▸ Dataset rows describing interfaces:
>>>>>

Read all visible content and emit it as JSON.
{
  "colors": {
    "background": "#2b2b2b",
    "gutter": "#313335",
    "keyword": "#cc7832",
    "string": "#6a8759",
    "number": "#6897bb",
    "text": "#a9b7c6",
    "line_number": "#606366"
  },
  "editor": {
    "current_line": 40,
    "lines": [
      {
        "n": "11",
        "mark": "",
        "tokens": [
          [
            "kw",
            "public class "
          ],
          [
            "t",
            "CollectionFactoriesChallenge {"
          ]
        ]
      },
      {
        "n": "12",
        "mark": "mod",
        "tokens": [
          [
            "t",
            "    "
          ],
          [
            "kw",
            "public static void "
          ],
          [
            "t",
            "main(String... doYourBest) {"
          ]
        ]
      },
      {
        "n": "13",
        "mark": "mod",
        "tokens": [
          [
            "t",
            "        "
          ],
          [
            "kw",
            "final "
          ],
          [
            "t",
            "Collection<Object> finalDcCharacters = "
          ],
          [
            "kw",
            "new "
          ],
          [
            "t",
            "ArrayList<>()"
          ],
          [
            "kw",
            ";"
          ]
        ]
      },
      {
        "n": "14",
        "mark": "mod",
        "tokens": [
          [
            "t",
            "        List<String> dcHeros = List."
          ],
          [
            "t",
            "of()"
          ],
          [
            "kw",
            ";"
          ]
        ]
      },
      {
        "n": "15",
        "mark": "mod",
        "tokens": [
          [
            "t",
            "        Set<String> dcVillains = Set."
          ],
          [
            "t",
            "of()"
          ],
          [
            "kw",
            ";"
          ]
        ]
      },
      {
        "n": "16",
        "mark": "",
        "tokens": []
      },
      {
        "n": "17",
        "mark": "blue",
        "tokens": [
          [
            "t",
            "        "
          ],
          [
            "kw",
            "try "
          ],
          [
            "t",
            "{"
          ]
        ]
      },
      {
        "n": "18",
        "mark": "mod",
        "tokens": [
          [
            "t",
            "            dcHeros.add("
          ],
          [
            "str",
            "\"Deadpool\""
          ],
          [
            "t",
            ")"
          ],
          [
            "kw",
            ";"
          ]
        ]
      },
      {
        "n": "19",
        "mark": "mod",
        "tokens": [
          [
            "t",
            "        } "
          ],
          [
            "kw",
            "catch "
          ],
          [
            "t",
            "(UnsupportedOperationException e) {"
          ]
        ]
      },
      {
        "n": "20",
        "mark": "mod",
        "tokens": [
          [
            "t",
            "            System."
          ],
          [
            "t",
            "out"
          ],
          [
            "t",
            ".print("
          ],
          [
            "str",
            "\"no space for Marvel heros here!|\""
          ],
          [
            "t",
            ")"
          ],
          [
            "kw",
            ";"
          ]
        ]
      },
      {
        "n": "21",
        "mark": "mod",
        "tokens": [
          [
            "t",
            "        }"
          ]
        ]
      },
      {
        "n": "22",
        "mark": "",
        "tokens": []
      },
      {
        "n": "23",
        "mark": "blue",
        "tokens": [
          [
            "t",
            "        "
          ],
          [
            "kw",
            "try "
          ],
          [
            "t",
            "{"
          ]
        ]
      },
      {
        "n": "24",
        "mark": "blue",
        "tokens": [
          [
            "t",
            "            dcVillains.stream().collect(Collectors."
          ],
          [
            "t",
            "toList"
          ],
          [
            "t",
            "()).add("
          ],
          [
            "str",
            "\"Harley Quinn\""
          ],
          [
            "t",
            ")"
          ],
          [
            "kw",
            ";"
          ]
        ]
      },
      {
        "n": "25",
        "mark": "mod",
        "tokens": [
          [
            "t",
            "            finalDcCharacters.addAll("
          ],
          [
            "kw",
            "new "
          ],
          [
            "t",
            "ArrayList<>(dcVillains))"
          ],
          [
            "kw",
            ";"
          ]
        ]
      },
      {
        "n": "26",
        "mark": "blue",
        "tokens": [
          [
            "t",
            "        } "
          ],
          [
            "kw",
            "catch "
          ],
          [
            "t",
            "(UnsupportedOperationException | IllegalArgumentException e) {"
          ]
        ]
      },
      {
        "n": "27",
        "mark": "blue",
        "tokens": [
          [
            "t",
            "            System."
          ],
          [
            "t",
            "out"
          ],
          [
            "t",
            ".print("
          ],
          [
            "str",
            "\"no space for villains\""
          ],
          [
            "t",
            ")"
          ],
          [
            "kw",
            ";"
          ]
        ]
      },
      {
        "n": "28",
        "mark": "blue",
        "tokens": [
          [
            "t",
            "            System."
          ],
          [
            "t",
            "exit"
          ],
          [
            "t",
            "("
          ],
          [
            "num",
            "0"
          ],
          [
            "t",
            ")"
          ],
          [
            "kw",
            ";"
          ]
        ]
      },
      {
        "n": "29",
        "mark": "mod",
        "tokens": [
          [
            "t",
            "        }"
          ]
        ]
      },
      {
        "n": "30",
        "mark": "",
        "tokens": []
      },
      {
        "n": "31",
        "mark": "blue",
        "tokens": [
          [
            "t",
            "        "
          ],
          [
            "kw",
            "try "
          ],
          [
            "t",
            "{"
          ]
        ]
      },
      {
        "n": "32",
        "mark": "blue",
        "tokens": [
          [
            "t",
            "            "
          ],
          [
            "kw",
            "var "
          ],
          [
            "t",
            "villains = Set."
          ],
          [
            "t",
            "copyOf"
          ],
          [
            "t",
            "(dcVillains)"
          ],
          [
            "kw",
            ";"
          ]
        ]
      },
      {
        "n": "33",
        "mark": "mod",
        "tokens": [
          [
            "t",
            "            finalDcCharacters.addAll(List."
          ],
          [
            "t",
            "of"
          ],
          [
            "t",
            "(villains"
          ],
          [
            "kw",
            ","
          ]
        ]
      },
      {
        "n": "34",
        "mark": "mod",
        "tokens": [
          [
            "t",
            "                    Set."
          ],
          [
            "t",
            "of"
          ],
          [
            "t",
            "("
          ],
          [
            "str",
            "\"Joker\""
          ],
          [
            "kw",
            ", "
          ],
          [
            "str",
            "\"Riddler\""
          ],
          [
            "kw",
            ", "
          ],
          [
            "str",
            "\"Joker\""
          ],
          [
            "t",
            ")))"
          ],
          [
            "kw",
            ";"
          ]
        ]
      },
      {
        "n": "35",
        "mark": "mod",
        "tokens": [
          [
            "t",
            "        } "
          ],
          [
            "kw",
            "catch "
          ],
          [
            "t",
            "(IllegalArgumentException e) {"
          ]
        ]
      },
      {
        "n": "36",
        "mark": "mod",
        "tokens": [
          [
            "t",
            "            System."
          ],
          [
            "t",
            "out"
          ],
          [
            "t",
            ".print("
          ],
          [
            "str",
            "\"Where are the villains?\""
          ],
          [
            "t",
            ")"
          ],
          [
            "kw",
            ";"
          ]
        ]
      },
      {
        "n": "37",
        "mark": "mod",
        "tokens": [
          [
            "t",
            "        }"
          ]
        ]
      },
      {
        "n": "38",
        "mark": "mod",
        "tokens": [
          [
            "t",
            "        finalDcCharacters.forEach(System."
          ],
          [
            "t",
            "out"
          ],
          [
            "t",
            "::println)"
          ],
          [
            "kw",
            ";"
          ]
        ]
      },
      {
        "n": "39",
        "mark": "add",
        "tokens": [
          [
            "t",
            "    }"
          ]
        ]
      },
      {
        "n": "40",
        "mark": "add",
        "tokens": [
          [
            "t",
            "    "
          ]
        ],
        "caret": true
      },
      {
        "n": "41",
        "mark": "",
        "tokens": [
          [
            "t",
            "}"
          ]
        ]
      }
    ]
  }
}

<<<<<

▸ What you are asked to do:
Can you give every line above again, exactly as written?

▸ Answer box:
Read all visible content and emit it as JSON.
{
  "colors": {
    "background": "#2b2b2b",
    "gutter": "#313335",
    "keyword": "#cc7832",
    "string": "#6a8759",
    "number": "#6897bb",
    "text": "#a9b7c6",
    "line_number": "#606366"
  },
  "editor": {
    "current_line": 40,
    "lines": [
      {
        "n": "11",
        "mark": "",
        "tokens": [
          [
            "kw",
            "public class "
          ],
          [
            "t",
            "CollectionFactoriesChallenge {"
          ]
        ]
      },
      {
        "n": "12",
        "mark": "mod",
        "tokens": [
          [
            "t",
            "    "
          ],
          [
            "kw",
            "public static void "
          ],
          [
            "t",
            "main(String... doYourBest) {"
          ]
        ]
      },
      {
        "n": "13",
        "mark": "mod",
        "tokens": [
          [
            "t",
            "        "
          ],
          [
            "kw",
            "final "
          ],
          [
            "t",
            "Collection<Object> finalDcCharacters = "
          ],
          [
            "kw",
            "new "
          ],
          [
            "t",
            "ArrayList<>()"
          ],
          [
            "kw",
            ";"
          ]
        ]
      },
      {
        "n": "14",
        "mark": "mod",
        "tokens": [
          [
            "t",
            "        List<String> dcHeros = List."
          ],
          [
            "t",
            "of()"
          ],
          [
            "kw",
            ";"
          ]
        ]
      },
      {
        "n": "15",
        "mark": "mod",
        "tokens": [
          [
            "t",
            "        Set<String> dcVillains = Set."
          ],
          [
            "t",
            "of()"
          ],
          [
            "kw",
            ";"
          ]
        ]
      },
      {
        "n": "16",
        "mark": "",
        "tokens": []
      },
      {
        "n": "17",
        "mark": "blue",
        "tokens": [
          [
            "t",
            "        "
          ],
          [
            "kw",
            "try "
          ],
          [
            "t",
            "{"
          ]
        ]
      },
      {
        "n": "18",
        "mark": "mod",
        "tokens": [
          [
            "t",
            "            dcHeros.add("
          ],
          [
            "str",
            "\"Deadpool\""
          ],
          [
            "t",
            ")"
          ],
          [
            "kw",
            ";"
          ]
        ]
      },
      {
        "n": "19",
        "mark": "mod",
        "tokens": [
          [
            "t",
            "        } "
          ],
          [
            "kw",
            "catch "
          ],
          [
            "t",
            "(UnsupportedOperationException e) {"
          ]
        ]
      },
      {
        "n": "20",
        "mark": "mod",
        "tokens": [
          [
            "t",
            "            System."
          ],
          [
            "t",
            "out"
          ],
          [
            "t",
            ".print("
          ],
          [
            "str",
            "\"no space for Marvel heros here!|\""
          ],
          [
            "t",
            ")"
          ],
          [
            "kw",
            ";"
          ]
        ]
      },
      {
        "n": "21",
        "mark": "mod",
        "tokens": [
          [
            "t",
            "        }"
          ]
        ]
      },
      {
        "n": "22",
        "mark": "",
        "tokens": []
      },
      {
        "n": "23",
        "mark": "blue",
        "tokens": [
          [
            "t",
            "        "
          ],
          [
            "kw",
            "try "
          ],
          [
            "t",
            "{"
          ]
        ]
      },
      {
        "n": "24",
        "mark": "blue",
        "tokens": [
          [
            "t",
            "            dcVillains.stream().collect(Collectors."
          ],
          [
            "t",
            "toList"
          ],
          [
            "t",
            "()).add("
          ],
          [
            "str",
            "\"Harley Quinn\""
          ],
          [
            "t",
            ")"
          ],
          [
            "kw",
            ";"
          ]
        ]
      },
      {
        "n": "25",
        "mark": "mod",
        "tokens": [
          [
            "t",
            "            finalDcCharacters.addAll("
          ],
          [
            "kw",
            "new "
          ],
          [
            "t",
            "ArrayList<>(dcVillains))"
          ],
          [
            "kw",
            ";"
          ]
        ]
      },
      {
        "n": "26",
        "mark": "blue",
        "tokens": [
          [
            "t",
            "        } "
          ],
          [
            "kw",
            "catch "
          ],
          [
            "t",
            "(UnsupportedOperationException | IllegalArgumentException e) {"
          ]
        ]
      },
      {
        "n": "27",
        "mark": "blue",
        "tokens": [
          [
            "t",
            "            System."
          ],
          [
            "t",
            "out"
          ],
          [
            "t",
            ".print("
          ],
          [
            "str",
            "\"no space for villains\""
          ],
          [
            "t",
            ")"
          ],
          [
            "kw",
            ";"
          ]
        ]
      },
      {
        "n": "28",
        "mark": "blue",
        "tokens": [
          [
            "t",
            "            System."
          ],
          [
            "t",
            "exit"
          ],
          [
            "t",
            "("
          ],
          [
            "num",
            "0"
          ],
          [
            "t",
            ")"
          ],
          [
            "kw",
            ";"
          ]
        ]
      },
      {
        "n": "29",
        "mark": "mod",
        "tokens": [
          [
            "t",
            "        }"
          ]
        ]
      },
      {
        "n": "30",
        "mark": "",
        "tokens": []
      },
      {
        "n": "31",
        "mark": "blue",
        "tokens": [
          [
            "t",
            "        "
          ],
          [
            "kw",
            "try "
          ],
          [
            "t",
            "{"
          ]
        ]
      },
      {
        "n": "32",
        "mark": "blue",
        "tokens": [
          [
            "t",
            "            "
          ],
          [
            "kw",
            "var "
          ],
          [
            "t",
            "villains = Set."
          ],
          [
            "t",
            "copyOf"
          ],
          [
            "t",
            "(dcVillains)"
          ],
          [
            "kw",
            ";"
          ]
        ]
      },
      {
        "n": "33",
        "mark": "mod",
        "tokens": [
          [
            "t",
            "            finalDcCharacters.addAll(List."
          ],
          [
            "t",
            "of"
          ],
          [
            "t",
            "(villains"
          ],
          [
            "kw",
            ","
          ]
        ]
      },
      {
        "n": "34",
        "mark": "mod",
        "tokens": [
          [
            "t",
            "                    Set."
          ],
          [
            "t",
            "of"
          ],
          [
            "t",
            "("
          ],
          [
            "str",
            "\"Joker\""
          ],
          [
            "kw",
            ", "
          ],
          [
            "str",
            "\"Riddler\""
          ],
          [
            "kw",
            ", "
          ],
          [
            "str",
            "\"Joker\""
          ],
          [
            "t",
            ")))"
          ],
          [
            "kw",
            ";"
          ]
        ]
      },
      {
        "n": "35",
        "mark": "mod",
        "tokens": [
          [
            "t",
            "        } "
          ],
          [
            "kw",
            "catch "
          ],
          [
            "t",
            "(IllegalArgumentException e) {"
          ]
        ]
      },
      {
        "n": "36",
        "mark": "mod",
        "tokens": [
          [
            "t",
            "            System."
          ],
          [
            "t",
            "out"
          ],
          [
            "t",
            ".print("
          ],
          [
            "str",
            "\"Where are the villains?\""
          ],
          [
            "t",
            ")"
          ],
          [
            "kw",
            ";"
          ]
        ]
      },
      {
        "n": "37",
        "mark": "mod",
        "tokens": [
          [
            "t",
            "        }"
          ]
        ]
      },
      {
        "n": "38",
        "mark": "mod",
        "tokens": [
          [
            "t",
            "        finalDcCharacters.forEach(System."
          ],
          [
            "t",
            "out"
          ],
          [
            "t",
            "::println)"
          ],
          [
            "kw",
            ";"
          ]
        ]
      },
      {
        "n": "39",
        "mark": "add",
        "tokens": [
          [
            "t",
            "    }"
          ]
        ]
      },
      {
        "n": "40",
        "mark": "add",
        "tokens": [
          [
            "t",
            "    "
          ]
        ],
        "caret": true
      },
      {
        "n": "41",
        "mark": "",
        "tokens": [
          [
            "t",
            "}"
          ]
        ]
      }
    ]
  }
}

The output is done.